[ENTRIES SHOWN]

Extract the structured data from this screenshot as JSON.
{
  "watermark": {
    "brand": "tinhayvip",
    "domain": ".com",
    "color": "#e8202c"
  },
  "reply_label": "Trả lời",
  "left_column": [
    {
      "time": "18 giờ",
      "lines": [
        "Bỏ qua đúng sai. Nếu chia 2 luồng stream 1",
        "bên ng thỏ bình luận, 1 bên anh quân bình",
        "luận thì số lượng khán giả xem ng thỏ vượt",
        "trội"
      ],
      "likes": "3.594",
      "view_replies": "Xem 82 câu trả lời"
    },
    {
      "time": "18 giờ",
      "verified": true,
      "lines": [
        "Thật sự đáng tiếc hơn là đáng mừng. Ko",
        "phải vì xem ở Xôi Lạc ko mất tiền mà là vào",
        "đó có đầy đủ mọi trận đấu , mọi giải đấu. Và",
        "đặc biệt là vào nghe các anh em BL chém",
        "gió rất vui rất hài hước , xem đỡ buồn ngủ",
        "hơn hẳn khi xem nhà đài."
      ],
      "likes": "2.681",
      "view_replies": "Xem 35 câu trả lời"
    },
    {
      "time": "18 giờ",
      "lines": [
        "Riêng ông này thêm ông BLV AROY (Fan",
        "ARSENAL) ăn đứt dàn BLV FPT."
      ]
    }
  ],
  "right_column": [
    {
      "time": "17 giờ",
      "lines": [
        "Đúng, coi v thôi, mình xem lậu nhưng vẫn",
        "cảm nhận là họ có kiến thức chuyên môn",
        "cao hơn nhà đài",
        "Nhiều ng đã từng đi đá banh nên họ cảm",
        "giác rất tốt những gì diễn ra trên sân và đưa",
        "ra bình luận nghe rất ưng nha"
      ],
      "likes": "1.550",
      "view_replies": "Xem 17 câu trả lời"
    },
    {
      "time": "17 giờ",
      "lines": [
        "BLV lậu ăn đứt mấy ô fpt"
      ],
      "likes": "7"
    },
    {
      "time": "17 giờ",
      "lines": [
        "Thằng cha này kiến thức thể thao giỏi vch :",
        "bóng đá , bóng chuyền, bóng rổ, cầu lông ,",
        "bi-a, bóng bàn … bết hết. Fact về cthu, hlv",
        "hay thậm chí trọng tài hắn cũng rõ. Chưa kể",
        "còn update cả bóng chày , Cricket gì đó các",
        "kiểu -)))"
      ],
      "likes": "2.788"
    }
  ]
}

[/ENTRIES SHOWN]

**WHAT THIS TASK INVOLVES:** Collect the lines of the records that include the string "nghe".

**TASK ANSWER:**
        "đặc biệt là vào nghe các anh em BL chém",
        "ra bình luận nghe rất ưng nha"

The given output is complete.